AIM OF THE TASK
Please copy exactly the part of the records below that opens with the line containing "Read all visible content and emit it as JSON." and closes with the line containing "What's the underlying", leaving out any pictures.

Data entries:
-------------------------
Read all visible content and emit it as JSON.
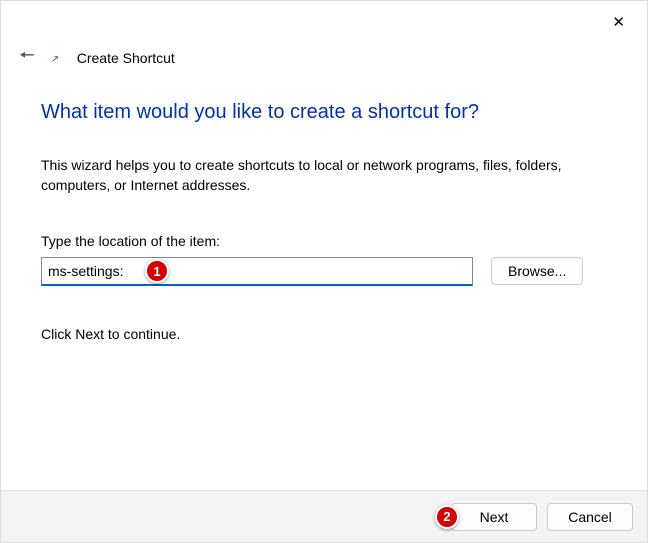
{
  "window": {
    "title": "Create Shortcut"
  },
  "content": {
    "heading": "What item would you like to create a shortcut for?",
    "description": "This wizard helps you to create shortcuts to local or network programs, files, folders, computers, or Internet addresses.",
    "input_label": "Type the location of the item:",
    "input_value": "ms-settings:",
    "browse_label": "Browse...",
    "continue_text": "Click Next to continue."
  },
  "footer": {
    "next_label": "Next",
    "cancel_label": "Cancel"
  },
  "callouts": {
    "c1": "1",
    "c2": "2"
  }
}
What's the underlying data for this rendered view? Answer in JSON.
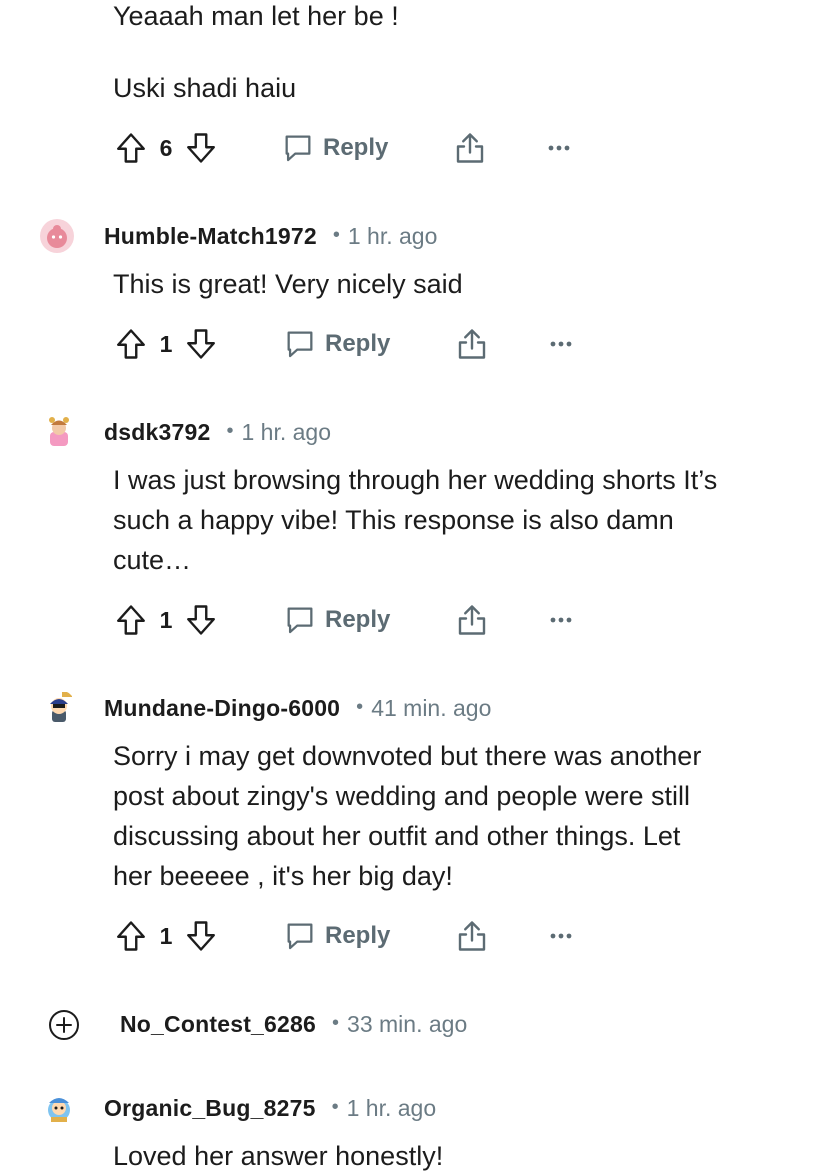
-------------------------
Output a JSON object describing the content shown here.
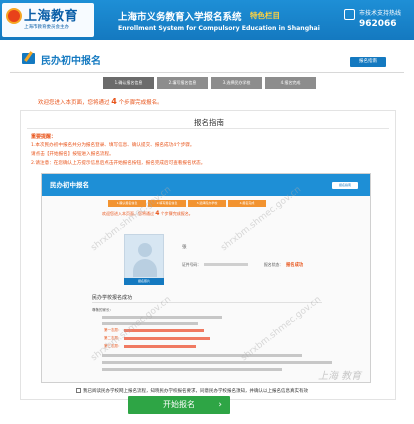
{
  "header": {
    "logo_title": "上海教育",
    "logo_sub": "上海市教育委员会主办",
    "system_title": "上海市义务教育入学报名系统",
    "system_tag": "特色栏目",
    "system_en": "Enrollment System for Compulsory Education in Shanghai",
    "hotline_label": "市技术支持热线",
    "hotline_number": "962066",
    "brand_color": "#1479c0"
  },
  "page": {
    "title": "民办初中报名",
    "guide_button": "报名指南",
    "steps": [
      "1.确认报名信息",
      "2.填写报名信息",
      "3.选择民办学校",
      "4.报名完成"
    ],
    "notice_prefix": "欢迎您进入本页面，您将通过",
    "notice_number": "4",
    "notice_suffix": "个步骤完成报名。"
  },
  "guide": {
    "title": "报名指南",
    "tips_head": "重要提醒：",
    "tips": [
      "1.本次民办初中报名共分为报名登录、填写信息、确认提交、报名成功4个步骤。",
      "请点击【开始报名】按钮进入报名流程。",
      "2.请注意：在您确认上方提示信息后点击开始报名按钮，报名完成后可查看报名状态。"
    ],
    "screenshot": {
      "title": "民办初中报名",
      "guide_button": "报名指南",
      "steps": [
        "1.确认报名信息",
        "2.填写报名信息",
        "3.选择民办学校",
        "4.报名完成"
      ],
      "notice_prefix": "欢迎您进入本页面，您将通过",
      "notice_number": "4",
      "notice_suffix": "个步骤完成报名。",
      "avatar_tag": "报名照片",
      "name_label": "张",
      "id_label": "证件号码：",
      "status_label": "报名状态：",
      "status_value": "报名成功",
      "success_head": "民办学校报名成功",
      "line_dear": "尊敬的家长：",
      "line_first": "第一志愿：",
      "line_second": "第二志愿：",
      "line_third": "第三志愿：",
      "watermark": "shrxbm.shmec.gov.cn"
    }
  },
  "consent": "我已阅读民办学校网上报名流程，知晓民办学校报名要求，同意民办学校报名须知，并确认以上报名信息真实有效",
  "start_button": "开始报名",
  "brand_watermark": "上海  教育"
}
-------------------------
SOLUTION FOR THIS TASK
Read all visible content and emit it as JSON.
{
  "window": {
    "title": "Create Shortcut"
  },
  "content": {
    "heading": "What item would you like to create a shortcut for?",
    "description": "This wizard helps you to create shortcuts to local or network programs, files, folders, computers, or Internet addresses.",
    "input_label": "Type the location of the item:",
    "input_value": "ms-settings:",
    "browse_label": "Browse...",
    "continue_text": "Click Next to continue."
  },
  "footer": {
    "next_label": "Next",
    "cancel_label": "Cancel"
  },
  "callouts": {
    "c1": "1",
    "c2": "2"
  }
}
What's the underlying data for this rendered view? Answer in JSON.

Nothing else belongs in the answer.